━━━ Exercise materials

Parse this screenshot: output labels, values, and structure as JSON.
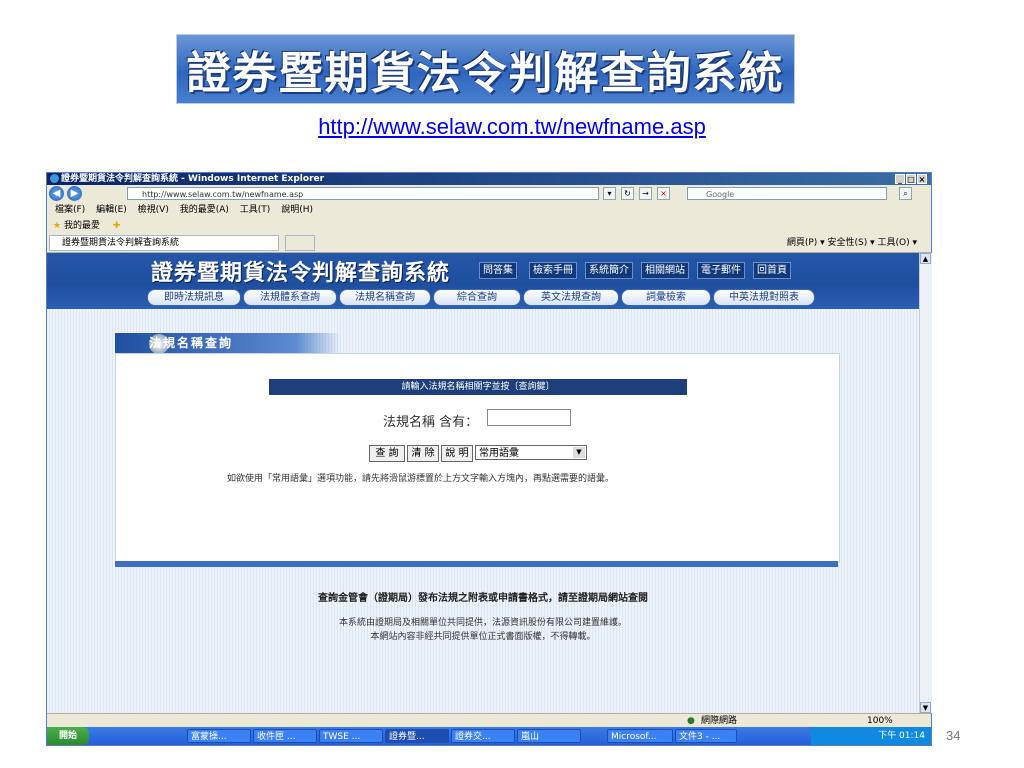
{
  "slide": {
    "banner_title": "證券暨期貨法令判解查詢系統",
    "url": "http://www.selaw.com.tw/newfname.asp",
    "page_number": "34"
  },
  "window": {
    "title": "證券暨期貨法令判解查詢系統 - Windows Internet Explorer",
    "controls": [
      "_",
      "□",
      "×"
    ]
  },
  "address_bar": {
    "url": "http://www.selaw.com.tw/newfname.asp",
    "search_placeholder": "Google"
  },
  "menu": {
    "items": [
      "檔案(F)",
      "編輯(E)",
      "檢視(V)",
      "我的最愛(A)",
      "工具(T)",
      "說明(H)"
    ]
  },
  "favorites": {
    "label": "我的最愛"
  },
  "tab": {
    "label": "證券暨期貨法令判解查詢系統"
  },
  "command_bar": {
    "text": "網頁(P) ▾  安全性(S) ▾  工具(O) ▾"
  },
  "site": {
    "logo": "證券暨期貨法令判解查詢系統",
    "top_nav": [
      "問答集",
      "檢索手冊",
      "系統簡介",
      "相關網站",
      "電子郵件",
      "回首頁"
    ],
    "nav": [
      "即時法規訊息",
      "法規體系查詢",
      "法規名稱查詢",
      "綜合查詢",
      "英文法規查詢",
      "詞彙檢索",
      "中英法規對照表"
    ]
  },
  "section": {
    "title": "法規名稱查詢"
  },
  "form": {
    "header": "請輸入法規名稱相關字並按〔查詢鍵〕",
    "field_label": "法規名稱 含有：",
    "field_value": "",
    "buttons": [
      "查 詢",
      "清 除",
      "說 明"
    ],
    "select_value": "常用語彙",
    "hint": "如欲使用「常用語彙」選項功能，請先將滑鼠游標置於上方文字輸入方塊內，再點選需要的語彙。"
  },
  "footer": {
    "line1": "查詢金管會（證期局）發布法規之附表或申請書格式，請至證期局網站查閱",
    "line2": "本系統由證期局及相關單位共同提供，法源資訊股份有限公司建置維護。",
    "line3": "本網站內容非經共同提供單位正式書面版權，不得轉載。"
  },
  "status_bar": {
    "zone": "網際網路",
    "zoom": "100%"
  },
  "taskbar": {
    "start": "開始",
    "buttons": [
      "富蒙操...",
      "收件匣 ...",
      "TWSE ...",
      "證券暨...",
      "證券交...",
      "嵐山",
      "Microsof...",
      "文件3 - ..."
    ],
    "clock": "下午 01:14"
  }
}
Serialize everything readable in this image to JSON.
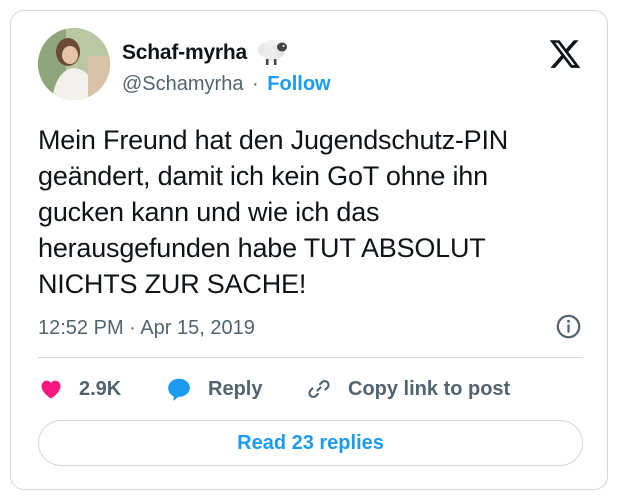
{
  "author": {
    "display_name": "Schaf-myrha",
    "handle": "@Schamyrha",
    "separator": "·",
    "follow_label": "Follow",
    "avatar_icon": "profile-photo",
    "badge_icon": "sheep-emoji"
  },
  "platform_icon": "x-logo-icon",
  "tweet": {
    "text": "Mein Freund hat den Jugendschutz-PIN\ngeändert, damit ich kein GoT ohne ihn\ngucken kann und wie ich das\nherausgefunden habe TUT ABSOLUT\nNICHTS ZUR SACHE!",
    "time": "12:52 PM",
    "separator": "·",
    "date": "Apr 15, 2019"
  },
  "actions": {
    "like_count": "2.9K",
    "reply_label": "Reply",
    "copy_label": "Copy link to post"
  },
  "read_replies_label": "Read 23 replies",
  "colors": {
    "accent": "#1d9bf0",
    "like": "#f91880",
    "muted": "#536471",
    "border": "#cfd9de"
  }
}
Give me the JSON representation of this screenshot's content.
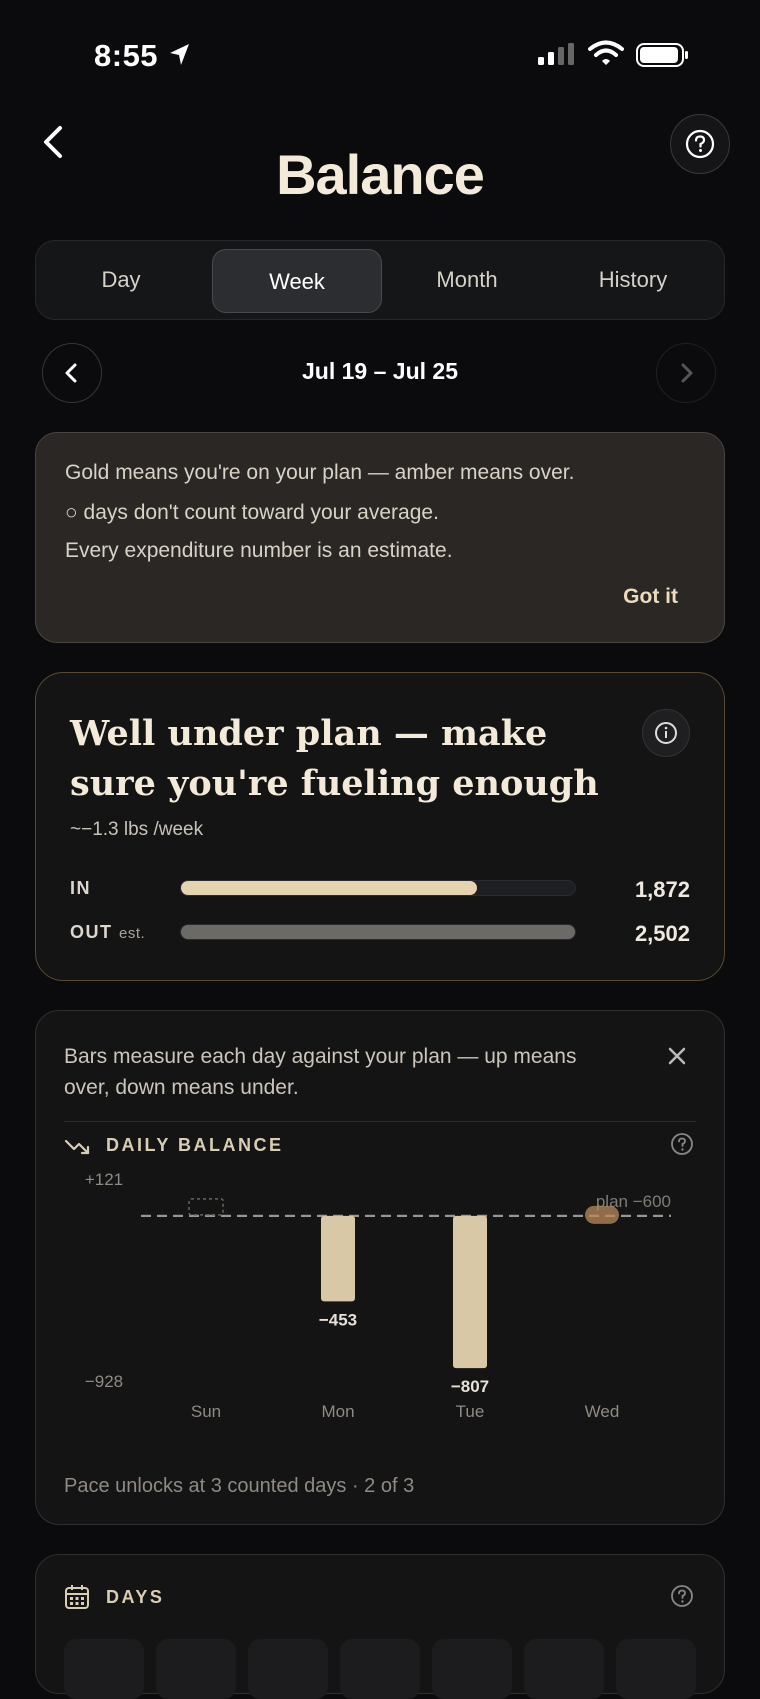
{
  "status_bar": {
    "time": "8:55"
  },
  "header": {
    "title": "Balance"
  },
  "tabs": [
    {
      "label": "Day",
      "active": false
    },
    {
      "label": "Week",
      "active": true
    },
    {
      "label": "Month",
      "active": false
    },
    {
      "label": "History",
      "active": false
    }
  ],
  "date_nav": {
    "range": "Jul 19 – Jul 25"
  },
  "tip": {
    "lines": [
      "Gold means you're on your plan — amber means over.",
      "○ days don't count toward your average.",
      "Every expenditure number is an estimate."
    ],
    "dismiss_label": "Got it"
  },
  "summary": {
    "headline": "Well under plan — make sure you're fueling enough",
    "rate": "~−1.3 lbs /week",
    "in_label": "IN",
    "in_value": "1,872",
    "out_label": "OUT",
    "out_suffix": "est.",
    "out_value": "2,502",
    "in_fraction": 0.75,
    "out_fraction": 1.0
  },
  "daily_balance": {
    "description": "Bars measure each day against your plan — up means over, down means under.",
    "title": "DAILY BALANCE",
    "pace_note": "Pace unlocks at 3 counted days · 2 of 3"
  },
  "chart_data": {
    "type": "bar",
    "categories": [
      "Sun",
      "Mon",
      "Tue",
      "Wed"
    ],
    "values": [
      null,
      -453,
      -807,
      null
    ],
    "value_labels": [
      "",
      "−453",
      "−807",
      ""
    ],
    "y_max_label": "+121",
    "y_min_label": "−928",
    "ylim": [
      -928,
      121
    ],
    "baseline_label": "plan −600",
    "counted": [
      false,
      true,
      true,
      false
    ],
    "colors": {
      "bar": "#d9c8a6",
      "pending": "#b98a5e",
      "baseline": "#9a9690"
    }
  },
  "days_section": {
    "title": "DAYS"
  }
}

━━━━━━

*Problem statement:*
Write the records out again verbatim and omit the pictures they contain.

*Solution for this task:*
Parse this screenshot: output labels, values, and structure as JSON.
{
  "slide": {
    "banner_title": "證券暨期貨法令判解查詢系統",
    "url": "http://www.selaw.com.tw/newfname.asp",
    "page_number": "34"
  },
  "window": {
    "title": "證券暨期貨法令判解查詢系統 - Windows Internet Explorer",
    "controls": [
      "_",
      "□",
      "×"
    ]
  },
  "address_bar": {
    "url": "http://www.selaw.com.tw/newfname.asp",
    "search_placeholder": "Google"
  },
  "menu": {
    "items": [
      "檔案(F)",
      "編輯(E)",
      "檢視(V)",
      "我的最愛(A)",
      "工具(T)",
      "說明(H)"
    ]
  },
  "favorites": {
    "label": "我的最愛"
  },
  "tab": {
    "label": "證券暨期貨法令判解查詢系統"
  },
  "command_bar": {
    "text": "網頁(P) ▾  安全性(S) ▾  工具(O) ▾"
  },
  "site": {
    "logo": "證券暨期貨法令判解查詢系統",
    "top_nav": [
      "問答集",
      "檢索手冊",
      "系統簡介",
      "相關網站",
      "電子郵件",
      "回首頁"
    ],
    "nav": [
      "即時法規訊息",
      "法規體系查詢",
      "法規名稱查詢",
      "綜合查詢",
      "英文法規查詢",
      "詞彙檢索",
      "中英法規對照表"
    ]
  },
  "section": {
    "title": "法規名稱查詢"
  },
  "form": {
    "header": "請輸入法規名稱相關字並按〔查詢鍵〕",
    "field_label": "法規名稱 含有：",
    "field_value": "",
    "buttons": [
      "查 詢",
      "清 除",
      "說 明"
    ],
    "select_value": "常用語彙",
    "hint": "如欲使用「常用語彙」選項功能，請先將滑鼠游標置於上方文字輸入方塊內，再點選需要的語彙。"
  },
  "footer": {
    "line1": "查詢金管會（證期局）發布法規之附表或申請書格式，請至證期局網站查閱",
    "line2": "本系統由證期局及相關單位共同提供，法源資訊股份有限公司建置維護。",
    "line3": "本網站內容非經共同提供單位正式書面版權，不得轉載。"
  },
  "status_bar": {
    "zone": "網際網路",
    "zoom": "100%"
  },
  "taskbar": {
    "start": "開始",
    "buttons": [
      "富蒙操...",
      "收件匣 ...",
      "TWSE ...",
      "證券暨...",
      "證券交...",
      "嵐山",
      "Microsof...",
      "文件3 - ..."
    ],
    "clock": "下午 01:14"
  }
}
Serialize everything readable in this image to JSON.
{
  "author": {
    "display_name": "Schaf-myrha",
    "handle": "@Schamyrha",
    "separator": "·",
    "follow_label": "Follow",
    "avatar_icon": "profile-photo",
    "badge_icon": "sheep-emoji"
  },
  "platform_icon": "x-logo-icon",
  "tweet": {
    "text": "Mein Freund hat den Jugendschutz-PIN\ngeändert, damit ich kein GoT ohne ihn\ngucken kann und wie ich das\nherausgefunden habe TUT ABSOLUT\nNICHTS ZUR SACHE!",
    "time": "12:52 PM",
    "separator": "·",
    "date": "Apr 15, 2019"
  },
  "actions": {
    "like_count": "2.9K",
    "reply_label": "Reply",
    "copy_label": "Copy link to post"
  },
  "read_replies_label": "Read 23 replies",
  "colors": {
    "accent": "#1d9bf0",
    "like": "#f91880",
    "muted": "#536471",
    "border": "#cfd9de"
  }
}
Give me the JSON representation of this screenshot's content.
{
  "status_bar": {
    "time": "8:55"
  },
  "header": {
    "title": "Balance"
  },
  "tabs": [
    {
      "label": "Day",
      "active": false
    },
    {
      "label": "Week",
      "active": true
    },
    {
      "label": "Month",
      "active": false
    },
    {
      "label": "History",
      "active": false
    }
  ],
  "date_nav": {
    "range": "Jul 19 – Jul 25"
  },
  "tip": {
    "lines": [
      "Gold means you're on your plan — amber means over.",
      "○ days don't count toward your average.",
      "Every expenditure number is an estimate."
    ],
    "dismiss_label": "Got it"
  },
  "summary": {
    "headline": "Well under plan — make sure you're fueling enough",
    "rate": "~−1.3 lbs /week",
    "in_label": "IN",
    "in_value": "1,872",
    "out_label": "OUT",
    "out_suffix": "est.",
    "out_value": "2,502",
    "in_fraction": 0.75,
    "out_fraction": 1.0
  },
  "daily_balance": {
    "description": "Bars measure each day against your plan — up means over, down means under.",
    "title": "DAILY BALANCE",
    "pace_note": "Pace unlocks at 3 counted days · 2 of 3"
  },
  "chart_data": {
    "type": "bar",
    "categories": [
      "Sun",
      "Mon",
      "Tue",
      "Wed"
    ],
    "values": [
      null,
      -453,
      -807,
      null
    ],
    "value_labels": [
      "",
      "−453",
      "−807",
      ""
    ],
    "y_max_label": "+121",
    "y_min_label": "−928",
    "ylim": [
      -928,
      121
    ],
    "baseline_label": "plan −600",
    "counted": [
      false,
      true,
      true,
      false
    ],
    "colors": {
      "bar": "#d9c8a6",
      "pending": "#b98a5e",
      "baseline": "#9a9690"
    }
  },
  "days_section": {
    "title": "DAYS"
  }
}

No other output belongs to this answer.